EXERCISE AIM - Reproduce the entries that follow exactly. No picture should appear in the result.

- - -

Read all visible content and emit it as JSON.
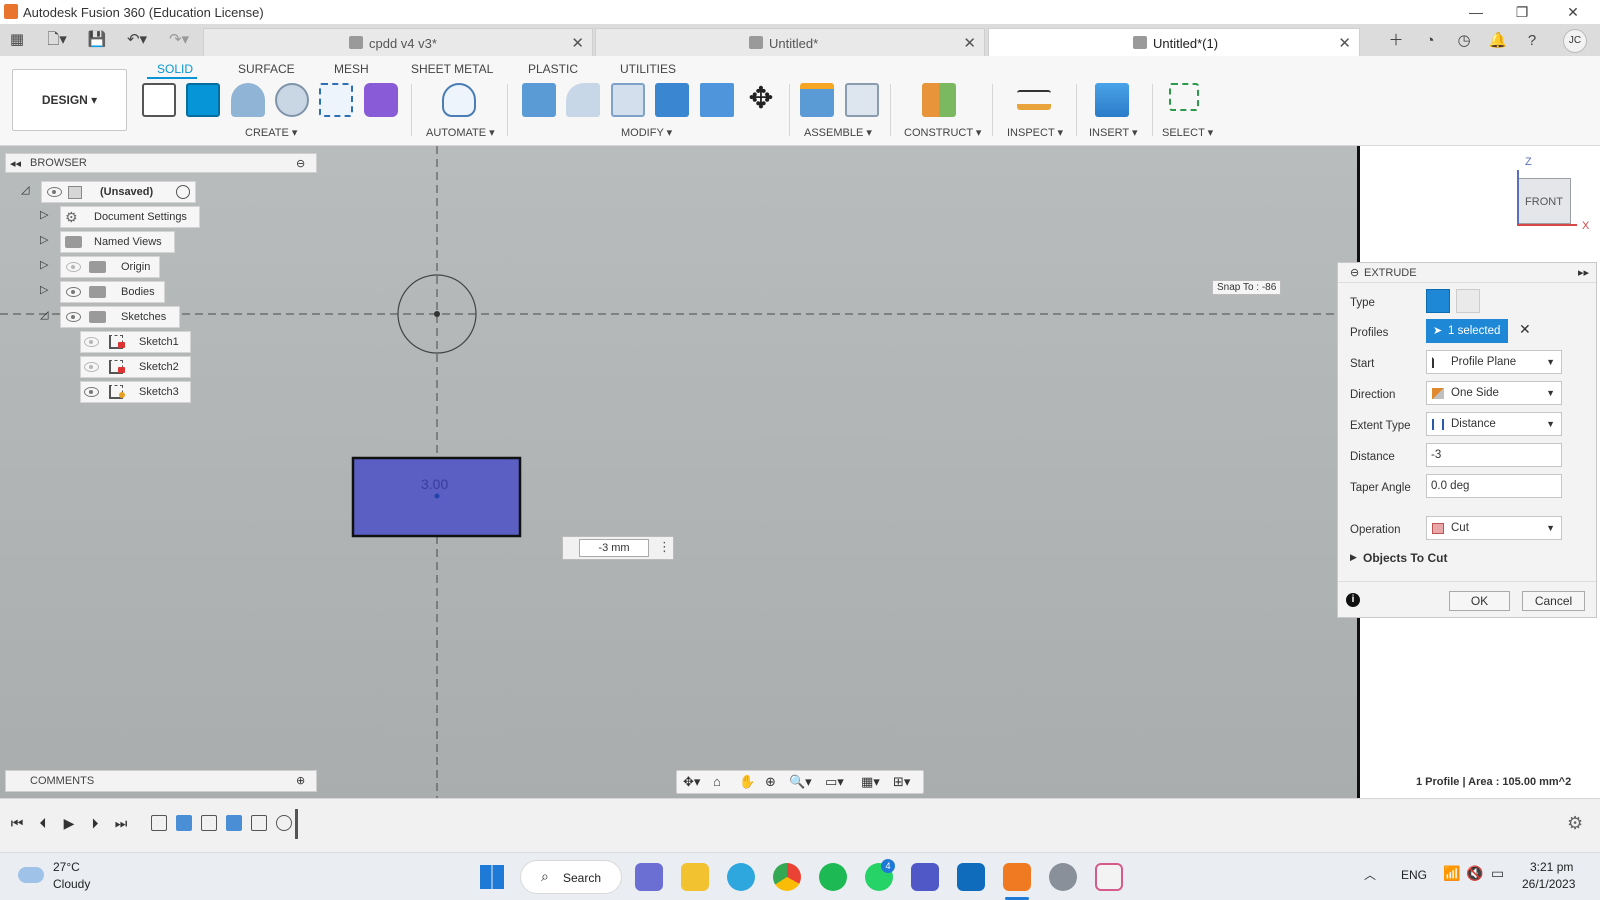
{
  "window": {
    "title": "Autodesk Fusion 360 (Education License)",
    "minimize": "—",
    "restore": "❐",
    "close": "✕"
  },
  "doc_tabs": [
    {
      "label": "cpdd v4 v3*",
      "close": "✕"
    },
    {
      "label": "Untitled*",
      "close": "✕"
    },
    {
      "label": "Untitled*(1)",
      "close": "✕"
    }
  ],
  "user_initials": "JC",
  "workspace": {
    "label": "DESIGN ▾"
  },
  "ribbon_tabs": [
    "SOLID",
    "SURFACE",
    "MESH",
    "SHEET METAL",
    "PLASTIC",
    "UTILITIES"
  ],
  "ribbon_groups": [
    "CREATE ▾",
    "AUTOMATE ▾",
    "MODIFY ▾",
    "ASSEMBLE ▾",
    "CONSTRUCT ▾",
    "INSPECT ▾",
    "INSERT ▾",
    "SELECT ▾"
  ],
  "browser": {
    "title": "BROWSER",
    "root": "(Unsaved)",
    "items": [
      "Document Settings",
      "Named Views",
      "Origin",
      "Bodies",
      "Sketches"
    ],
    "sketches": [
      "Sketch1",
      "Sketch2",
      "Sketch3"
    ]
  },
  "comments": {
    "title": "COMMENTS"
  },
  "canvas": {
    "snap_tooltip": "Snap To : -86",
    "sketch_dim": "3.00",
    "distance_manip": "-3 mm"
  },
  "viewcube": {
    "face": "FRONT",
    "axis_z": "Z",
    "axis_x": "X"
  },
  "extrude": {
    "title": "EXTRUDE",
    "type_label": "Type",
    "profiles_label": "Profiles",
    "profiles_value": "1 selected",
    "start_label": "Start",
    "start_value": "Profile Plane",
    "direction_label": "Direction",
    "direction_value": "One Side",
    "extent_label": "Extent Type",
    "extent_value": "Distance",
    "distance_label": "Distance",
    "distance_value": "-3",
    "taper_label": "Taper Angle",
    "taper_value": "0.0 deg",
    "operation_label": "Operation",
    "operation_value": "Cut",
    "objects_to_cut": "Objects To Cut",
    "ok": "OK",
    "cancel": "Cancel"
  },
  "status": {
    "profile_area": "1 Profile | Area : 105.00 mm^2"
  },
  "taskbar": {
    "weather_temp": "27°C",
    "weather_desc": "Cloudy",
    "search": "Search",
    "teams_badge": "4",
    "lang": "ENG",
    "time": "3:21 pm",
    "date": "26/1/2023"
  }
}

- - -

ANSWER SECTION -
Read all visible content and emit it as JSON.
{
  "window": {
    "title": "Autodesk Fusion 360 (Education License)",
    "minimize": "—",
    "restore": "❐",
    "close": "✕"
  },
  "doc_tabs": [
    {
      "label": "cpdd v4 v3*",
      "close": "✕"
    },
    {
      "label": "Untitled*",
      "close": "✕"
    },
    {
      "label": "Untitled*(1)",
      "close": "✕"
    }
  ],
  "user_initials": "JC",
  "workspace": {
    "label": "DESIGN ▾"
  },
  "ribbon_tabs": [
    "SOLID",
    "SURFACE",
    "MESH",
    "SHEET METAL",
    "PLASTIC",
    "UTILITIES"
  ],
  "ribbon_groups": [
    "CREATE ▾",
    "AUTOMATE ▾",
    "MODIFY ▾",
    "ASSEMBLE ▾",
    "CONSTRUCT ▾",
    "INSPECT ▾",
    "INSERT ▾",
    "SELECT ▾"
  ],
  "browser": {
    "title": "BROWSER",
    "root": "(Unsaved)",
    "items": [
      "Document Settings",
      "Named Views",
      "Origin",
      "Bodies",
      "Sketches"
    ],
    "sketches": [
      "Sketch1",
      "Sketch2",
      "Sketch3"
    ]
  },
  "comments": {
    "title": "COMMENTS"
  },
  "canvas": {
    "snap_tooltip": "Snap To : -86",
    "sketch_dim": "3.00",
    "distance_manip": "-3 mm"
  },
  "viewcube": {
    "face": "FRONT",
    "axis_z": "Z",
    "axis_x": "X"
  },
  "extrude": {
    "title": "EXTRUDE",
    "type_label": "Type",
    "profiles_label": "Profiles",
    "profiles_value": "1 selected",
    "start_label": "Start",
    "start_value": "Profile Plane",
    "direction_label": "Direction",
    "direction_value": "One Side",
    "extent_label": "Extent Type",
    "extent_value": "Distance",
    "distance_label": "Distance",
    "distance_value": "-3",
    "taper_label": "Taper Angle",
    "taper_value": "0.0 deg",
    "operation_label": "Operation",
    "operation_value": "Cut",
    "objects_to_cut": "Objects To Cut",
    "ok": "OK",
    "cancel": "Cancel"
  },
  "status": {
    "profile_area": "1 Profile | Area : 105.00 mm^2"
  },
  "taskbar": {
    "weather_temp": "27°C",
    "weather_desc": "Cloudy",
    "search": "Search",
    "teams_badge": "4",
    "lang": "ENG",
    "time": "3:21 pm",
    "date": "26/1/2023"
  }
}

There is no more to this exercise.